- Dogs suitable for experienced owners
- Extra training required
- Generally healthy breed
- Enjoys active walks
- Enjoys one to two hours of walking a day
- Medium dog
- Minimum drool
- Requires grooming once a week
- Chatty and vocal dog
- Barks and alerts to visitors/anything unusual
- Could have issues with unknown dogs but gets along with known dogs
- May need additional training to live with other pets
- May need additional supervision to live with children
- Needs a small garden
- Can happily live in the city
- Can be left occasionally with training
An alert, bold breed with natural guarding tendencies, the German Pinscher needs an active home with experienced owners, who can socialize, train and handle him. This high-spirited dog would run rings around a first-time owner! In the right home, he makes a loyal, rewarding dog that can be trained in a number of disciplines.
History and Origins
The German Pinscher dog breed is of the same origin as the Dobermann, which is larger, and the Miniature Pinscher, which is smaller. A farm dog, with his forefathers working as far back as the 15th century, the German Pinscher was used as a watch dog and ratter. Originally, there were two coat types – and the Standard Schnauzer is thought to have developed from the rough-coated Pinscher-type. The German Kennel Club recognised the German Pinscher in 1879.
As with many breeds, the German Pinscher can suffer from various hereditary eye disorders, and hip dysplasia (a condition that can lead to mobility problems). Eye testing and hip scoring of dogs prior to breeding is therefore important.
Around an hour's exercise is needed per day, though he will happily accept more if you can offer it. Agility, obedience, tracking and other doggie sports will be enjoyed, too.
Your dog's diet needs to have the right balance of all the main nutrient groups including a constant supply of fresh water. It's also important to conduct regular body condition scores to ensure you keep your dog in ideal shape and remember to feed him at least twice daily and in accordance with the feeding guidelines of his particular food.
The short, smooth coat is low-maintenance, requiring a quick brush through once a week.

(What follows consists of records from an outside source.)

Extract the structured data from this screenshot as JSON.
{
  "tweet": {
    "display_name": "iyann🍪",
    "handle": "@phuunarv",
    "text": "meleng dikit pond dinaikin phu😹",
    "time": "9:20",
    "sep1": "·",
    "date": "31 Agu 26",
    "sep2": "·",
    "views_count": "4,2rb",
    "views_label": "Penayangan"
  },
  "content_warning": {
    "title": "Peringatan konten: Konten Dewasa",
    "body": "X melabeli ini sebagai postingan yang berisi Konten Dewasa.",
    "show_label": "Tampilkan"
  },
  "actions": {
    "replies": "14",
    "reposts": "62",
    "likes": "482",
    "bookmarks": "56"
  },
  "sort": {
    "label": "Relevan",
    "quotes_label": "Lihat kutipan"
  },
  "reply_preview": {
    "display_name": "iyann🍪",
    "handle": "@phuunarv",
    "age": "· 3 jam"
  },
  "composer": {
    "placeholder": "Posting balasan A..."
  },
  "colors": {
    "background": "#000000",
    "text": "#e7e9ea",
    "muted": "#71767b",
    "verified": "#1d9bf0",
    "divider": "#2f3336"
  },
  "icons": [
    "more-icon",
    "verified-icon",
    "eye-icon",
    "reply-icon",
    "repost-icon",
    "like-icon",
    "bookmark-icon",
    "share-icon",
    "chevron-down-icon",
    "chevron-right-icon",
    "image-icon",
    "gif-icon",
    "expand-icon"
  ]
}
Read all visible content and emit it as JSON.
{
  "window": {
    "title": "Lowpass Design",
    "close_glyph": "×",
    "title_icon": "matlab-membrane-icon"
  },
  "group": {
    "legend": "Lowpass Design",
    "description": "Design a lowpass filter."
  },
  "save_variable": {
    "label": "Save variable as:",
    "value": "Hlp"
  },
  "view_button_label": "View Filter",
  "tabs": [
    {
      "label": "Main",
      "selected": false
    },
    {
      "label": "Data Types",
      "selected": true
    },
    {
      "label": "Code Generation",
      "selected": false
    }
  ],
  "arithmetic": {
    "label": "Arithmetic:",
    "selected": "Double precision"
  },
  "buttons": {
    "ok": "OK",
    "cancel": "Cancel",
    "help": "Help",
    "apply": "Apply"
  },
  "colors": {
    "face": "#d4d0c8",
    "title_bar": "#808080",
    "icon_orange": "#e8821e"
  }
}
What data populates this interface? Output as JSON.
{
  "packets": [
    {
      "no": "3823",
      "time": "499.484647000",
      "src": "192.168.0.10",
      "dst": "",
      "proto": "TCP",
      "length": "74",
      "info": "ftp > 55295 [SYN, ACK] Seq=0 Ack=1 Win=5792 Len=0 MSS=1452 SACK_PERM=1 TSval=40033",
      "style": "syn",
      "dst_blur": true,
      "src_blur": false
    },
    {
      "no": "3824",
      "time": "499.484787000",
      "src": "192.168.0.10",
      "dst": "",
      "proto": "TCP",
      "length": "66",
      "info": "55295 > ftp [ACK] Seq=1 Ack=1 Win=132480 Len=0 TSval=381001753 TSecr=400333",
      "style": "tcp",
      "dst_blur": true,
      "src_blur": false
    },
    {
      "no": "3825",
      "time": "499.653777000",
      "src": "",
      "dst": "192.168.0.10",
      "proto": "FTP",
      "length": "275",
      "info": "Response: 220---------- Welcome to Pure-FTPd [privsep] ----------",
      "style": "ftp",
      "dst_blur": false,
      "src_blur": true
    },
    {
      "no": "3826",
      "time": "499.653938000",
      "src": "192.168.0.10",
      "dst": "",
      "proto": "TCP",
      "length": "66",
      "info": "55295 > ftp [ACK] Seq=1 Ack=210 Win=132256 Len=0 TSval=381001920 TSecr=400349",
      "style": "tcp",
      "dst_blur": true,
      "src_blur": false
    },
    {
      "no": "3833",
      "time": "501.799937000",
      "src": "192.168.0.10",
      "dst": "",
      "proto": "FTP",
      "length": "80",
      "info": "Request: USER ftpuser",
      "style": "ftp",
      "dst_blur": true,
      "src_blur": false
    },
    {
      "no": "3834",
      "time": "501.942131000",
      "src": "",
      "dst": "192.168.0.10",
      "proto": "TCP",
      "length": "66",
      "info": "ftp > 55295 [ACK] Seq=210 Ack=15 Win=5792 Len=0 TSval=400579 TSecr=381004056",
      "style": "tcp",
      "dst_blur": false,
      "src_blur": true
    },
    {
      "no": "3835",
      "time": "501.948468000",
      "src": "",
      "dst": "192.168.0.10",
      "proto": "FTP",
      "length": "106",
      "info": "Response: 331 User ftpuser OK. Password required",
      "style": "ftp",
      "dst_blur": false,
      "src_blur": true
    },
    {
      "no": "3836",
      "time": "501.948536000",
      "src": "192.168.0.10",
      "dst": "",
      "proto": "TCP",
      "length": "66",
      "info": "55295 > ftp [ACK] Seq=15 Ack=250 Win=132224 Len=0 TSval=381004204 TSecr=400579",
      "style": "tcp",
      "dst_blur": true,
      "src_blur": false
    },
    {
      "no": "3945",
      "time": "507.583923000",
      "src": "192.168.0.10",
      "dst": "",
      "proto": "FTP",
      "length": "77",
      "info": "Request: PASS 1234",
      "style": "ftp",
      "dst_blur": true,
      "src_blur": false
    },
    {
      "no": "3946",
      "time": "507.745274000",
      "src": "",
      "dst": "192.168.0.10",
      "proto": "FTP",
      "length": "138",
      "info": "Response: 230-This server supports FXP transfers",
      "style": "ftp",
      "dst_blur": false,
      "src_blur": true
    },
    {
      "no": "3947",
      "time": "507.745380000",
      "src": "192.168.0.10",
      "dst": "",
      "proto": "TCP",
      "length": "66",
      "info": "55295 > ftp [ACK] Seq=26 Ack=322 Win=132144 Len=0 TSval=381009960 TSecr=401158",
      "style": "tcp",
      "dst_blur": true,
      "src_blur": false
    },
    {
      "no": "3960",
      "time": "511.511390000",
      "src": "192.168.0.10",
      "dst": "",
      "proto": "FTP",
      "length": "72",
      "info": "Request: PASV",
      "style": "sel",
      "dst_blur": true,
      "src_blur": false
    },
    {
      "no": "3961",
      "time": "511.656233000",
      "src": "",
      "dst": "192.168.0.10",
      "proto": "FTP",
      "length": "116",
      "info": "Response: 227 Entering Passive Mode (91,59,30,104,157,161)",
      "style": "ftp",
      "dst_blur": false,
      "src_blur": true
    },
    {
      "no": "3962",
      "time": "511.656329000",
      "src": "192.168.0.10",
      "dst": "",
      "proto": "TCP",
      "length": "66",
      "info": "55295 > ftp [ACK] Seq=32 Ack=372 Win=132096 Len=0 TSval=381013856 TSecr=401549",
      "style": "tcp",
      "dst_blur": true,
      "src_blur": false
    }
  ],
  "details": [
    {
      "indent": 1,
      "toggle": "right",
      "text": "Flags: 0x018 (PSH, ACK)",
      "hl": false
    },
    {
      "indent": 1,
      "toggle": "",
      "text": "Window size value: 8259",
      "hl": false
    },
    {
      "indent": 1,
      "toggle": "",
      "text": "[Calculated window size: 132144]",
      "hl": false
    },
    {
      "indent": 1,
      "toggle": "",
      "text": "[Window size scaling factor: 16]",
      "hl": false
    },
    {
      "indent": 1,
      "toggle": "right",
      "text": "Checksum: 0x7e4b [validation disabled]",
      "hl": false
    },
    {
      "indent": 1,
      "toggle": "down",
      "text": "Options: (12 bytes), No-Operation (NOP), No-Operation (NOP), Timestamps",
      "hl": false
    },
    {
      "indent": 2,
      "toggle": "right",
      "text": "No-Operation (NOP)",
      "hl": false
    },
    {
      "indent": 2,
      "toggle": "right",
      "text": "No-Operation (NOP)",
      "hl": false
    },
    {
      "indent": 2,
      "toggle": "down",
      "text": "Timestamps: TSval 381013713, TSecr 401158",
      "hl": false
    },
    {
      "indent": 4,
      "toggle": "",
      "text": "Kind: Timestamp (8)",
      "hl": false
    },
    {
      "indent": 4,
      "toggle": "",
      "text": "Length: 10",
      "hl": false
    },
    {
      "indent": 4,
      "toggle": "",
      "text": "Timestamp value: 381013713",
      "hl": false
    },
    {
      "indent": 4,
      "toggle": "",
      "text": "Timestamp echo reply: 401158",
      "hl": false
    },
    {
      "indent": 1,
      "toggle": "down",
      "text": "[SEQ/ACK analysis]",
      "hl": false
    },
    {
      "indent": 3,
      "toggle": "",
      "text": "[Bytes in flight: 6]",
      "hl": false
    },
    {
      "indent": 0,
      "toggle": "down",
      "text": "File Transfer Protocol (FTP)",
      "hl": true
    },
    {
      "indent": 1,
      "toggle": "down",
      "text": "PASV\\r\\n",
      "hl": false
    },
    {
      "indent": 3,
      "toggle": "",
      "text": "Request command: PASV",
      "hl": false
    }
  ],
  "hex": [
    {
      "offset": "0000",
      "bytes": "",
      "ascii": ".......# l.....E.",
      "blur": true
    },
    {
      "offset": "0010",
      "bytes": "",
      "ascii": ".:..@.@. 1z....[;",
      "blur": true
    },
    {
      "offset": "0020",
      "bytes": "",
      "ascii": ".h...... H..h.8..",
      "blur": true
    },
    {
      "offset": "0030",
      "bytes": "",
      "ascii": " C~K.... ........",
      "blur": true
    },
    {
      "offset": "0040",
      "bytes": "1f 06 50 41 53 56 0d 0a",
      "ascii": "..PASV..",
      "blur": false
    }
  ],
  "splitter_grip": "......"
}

While many dogs are traditionally thought of as being good with children , all dogs and children need to be taught to get on with and respect each other, and be safe together. Even so, dogs and young children should never be left alone together and adults should supervise all interactions between them.